### PROBLEM STATEMENT
Check each line of the material for the string "your", and copy the lines that have it.

### DATASET EXTRACT
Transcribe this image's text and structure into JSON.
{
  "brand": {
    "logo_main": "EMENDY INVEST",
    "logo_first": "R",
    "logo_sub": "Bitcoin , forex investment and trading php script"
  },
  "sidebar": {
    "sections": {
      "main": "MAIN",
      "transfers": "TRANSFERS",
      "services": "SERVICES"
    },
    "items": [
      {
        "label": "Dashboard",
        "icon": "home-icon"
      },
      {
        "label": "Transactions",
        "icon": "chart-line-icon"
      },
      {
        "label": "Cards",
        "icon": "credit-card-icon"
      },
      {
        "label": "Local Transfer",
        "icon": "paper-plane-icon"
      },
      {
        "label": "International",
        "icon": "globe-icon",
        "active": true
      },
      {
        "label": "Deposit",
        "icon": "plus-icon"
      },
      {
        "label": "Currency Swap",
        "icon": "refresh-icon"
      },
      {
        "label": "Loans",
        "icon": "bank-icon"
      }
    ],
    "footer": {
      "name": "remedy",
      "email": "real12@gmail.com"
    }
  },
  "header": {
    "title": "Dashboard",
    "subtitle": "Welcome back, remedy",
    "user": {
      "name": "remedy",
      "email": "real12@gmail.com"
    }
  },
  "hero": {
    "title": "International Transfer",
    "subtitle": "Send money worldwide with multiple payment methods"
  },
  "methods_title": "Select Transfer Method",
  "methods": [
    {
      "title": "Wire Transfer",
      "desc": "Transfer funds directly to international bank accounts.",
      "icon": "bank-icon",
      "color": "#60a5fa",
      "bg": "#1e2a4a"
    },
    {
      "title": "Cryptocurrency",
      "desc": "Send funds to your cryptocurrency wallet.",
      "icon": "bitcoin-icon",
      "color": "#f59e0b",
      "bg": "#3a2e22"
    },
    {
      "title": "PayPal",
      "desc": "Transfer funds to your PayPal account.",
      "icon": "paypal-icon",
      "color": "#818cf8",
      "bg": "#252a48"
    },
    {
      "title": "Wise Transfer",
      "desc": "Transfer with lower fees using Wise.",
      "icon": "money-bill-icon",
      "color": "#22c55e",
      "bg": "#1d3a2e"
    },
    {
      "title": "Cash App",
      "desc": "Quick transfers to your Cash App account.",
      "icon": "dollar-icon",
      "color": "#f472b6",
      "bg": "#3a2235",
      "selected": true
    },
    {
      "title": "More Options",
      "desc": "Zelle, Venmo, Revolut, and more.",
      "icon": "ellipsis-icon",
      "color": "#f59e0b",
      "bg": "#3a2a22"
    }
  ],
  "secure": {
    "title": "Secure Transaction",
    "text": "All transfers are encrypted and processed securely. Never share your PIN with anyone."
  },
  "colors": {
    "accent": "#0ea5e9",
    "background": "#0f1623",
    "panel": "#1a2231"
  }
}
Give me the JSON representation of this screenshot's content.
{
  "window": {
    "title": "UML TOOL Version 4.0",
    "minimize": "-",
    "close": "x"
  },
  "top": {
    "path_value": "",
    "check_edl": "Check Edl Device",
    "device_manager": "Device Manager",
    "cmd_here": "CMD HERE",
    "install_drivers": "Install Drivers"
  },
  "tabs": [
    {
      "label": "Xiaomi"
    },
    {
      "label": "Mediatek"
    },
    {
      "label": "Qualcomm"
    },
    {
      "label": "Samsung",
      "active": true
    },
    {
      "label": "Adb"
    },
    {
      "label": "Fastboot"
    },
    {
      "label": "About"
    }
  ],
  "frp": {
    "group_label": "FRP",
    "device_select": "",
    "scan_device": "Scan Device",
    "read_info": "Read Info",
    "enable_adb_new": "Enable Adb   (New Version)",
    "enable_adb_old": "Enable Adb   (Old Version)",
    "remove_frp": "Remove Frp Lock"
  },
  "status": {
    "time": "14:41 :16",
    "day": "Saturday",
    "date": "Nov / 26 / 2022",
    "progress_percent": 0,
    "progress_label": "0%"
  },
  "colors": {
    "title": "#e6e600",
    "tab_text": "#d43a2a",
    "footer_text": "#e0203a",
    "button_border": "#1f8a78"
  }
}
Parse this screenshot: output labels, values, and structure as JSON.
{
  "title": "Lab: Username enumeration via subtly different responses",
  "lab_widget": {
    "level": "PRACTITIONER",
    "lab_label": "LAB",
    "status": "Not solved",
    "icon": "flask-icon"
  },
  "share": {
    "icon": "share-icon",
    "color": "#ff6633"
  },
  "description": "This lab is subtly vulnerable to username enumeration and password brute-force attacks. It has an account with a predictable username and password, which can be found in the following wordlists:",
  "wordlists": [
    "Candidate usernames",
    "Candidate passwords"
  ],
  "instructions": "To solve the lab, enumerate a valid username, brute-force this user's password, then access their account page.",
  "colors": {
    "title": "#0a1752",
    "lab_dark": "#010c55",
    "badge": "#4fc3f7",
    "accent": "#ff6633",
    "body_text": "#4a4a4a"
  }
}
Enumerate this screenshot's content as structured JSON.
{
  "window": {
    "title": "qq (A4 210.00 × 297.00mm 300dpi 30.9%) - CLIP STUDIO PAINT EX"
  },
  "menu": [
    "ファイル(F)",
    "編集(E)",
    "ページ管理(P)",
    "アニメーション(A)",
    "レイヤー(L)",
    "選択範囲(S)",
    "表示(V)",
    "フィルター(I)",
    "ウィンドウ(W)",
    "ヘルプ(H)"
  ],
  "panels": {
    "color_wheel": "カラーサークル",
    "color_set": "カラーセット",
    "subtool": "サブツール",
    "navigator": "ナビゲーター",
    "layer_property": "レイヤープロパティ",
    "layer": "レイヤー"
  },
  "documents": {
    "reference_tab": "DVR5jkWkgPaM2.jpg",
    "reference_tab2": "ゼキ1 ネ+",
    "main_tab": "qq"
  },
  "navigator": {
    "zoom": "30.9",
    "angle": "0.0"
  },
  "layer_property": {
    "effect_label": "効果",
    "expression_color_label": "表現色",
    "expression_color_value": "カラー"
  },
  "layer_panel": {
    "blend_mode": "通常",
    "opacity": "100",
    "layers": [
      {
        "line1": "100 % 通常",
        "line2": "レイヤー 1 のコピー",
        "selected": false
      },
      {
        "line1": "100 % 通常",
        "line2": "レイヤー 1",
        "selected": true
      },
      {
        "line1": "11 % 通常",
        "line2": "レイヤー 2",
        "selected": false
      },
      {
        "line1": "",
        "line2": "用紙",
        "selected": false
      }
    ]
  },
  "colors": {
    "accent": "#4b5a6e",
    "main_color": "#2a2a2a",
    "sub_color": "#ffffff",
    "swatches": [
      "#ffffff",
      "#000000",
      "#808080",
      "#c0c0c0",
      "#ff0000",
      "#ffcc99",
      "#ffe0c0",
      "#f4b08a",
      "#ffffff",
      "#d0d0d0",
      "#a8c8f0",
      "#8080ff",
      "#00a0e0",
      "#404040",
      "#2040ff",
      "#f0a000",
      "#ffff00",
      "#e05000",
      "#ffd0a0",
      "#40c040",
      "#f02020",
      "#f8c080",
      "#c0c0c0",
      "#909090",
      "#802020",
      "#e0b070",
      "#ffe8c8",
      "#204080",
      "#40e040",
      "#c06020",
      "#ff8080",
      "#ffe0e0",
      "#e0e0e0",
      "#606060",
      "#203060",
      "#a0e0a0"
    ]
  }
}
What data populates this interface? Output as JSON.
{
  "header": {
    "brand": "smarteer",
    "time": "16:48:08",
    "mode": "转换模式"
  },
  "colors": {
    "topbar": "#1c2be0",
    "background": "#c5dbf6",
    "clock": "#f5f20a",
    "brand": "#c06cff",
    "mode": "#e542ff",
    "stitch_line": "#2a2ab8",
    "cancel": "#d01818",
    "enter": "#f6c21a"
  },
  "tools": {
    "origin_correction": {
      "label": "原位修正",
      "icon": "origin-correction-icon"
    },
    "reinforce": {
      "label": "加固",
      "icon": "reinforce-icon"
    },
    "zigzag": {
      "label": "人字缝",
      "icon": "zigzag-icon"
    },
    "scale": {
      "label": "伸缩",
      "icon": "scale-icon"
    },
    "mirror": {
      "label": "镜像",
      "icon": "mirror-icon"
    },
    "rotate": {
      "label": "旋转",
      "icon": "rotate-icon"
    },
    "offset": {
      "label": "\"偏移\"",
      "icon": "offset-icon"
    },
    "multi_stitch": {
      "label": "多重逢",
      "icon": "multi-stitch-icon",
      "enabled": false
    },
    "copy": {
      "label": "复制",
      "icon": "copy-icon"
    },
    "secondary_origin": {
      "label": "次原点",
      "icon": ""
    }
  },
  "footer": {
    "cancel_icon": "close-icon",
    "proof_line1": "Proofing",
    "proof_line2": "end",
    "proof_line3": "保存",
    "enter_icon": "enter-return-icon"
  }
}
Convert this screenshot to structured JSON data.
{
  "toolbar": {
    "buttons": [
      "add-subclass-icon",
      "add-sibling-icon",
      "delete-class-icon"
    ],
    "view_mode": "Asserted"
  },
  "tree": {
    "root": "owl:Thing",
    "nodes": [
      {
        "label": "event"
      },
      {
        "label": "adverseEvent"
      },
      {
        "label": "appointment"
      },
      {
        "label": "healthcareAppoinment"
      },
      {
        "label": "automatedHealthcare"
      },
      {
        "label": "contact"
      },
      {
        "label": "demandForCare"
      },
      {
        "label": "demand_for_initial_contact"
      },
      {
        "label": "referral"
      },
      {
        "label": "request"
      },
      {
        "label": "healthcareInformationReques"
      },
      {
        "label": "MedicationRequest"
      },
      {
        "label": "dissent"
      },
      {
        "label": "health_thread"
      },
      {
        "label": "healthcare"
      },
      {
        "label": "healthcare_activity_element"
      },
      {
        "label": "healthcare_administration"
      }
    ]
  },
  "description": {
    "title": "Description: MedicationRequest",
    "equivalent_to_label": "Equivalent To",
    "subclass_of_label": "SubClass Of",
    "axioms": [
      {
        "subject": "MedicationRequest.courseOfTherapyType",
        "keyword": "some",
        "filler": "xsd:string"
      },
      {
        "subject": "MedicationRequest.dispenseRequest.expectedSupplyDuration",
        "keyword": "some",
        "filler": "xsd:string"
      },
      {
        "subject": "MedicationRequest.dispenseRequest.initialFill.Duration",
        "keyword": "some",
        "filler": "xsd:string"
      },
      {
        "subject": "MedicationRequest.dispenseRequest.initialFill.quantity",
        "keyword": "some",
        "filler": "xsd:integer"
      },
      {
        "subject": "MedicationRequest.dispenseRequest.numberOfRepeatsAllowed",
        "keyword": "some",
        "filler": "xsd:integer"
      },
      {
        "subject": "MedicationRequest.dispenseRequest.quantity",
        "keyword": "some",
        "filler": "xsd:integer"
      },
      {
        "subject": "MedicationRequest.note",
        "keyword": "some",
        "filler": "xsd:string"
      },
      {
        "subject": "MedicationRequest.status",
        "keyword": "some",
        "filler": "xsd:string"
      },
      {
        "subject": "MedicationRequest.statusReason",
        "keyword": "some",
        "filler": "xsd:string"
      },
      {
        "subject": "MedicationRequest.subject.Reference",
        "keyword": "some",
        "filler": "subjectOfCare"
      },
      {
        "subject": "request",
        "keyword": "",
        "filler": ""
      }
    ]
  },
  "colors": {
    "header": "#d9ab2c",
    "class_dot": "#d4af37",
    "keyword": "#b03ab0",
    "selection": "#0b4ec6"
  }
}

### RESPONSE AREA
      "desc": "Send funds to your cryptocurrency wallet.",
      "desc": "Transfer funds to your PayPal account.",
      "desc": "Quick transfers to your Cash App account.",
    "text": "All transfers are encrypted and processed securely. Never share your PIN with anyone."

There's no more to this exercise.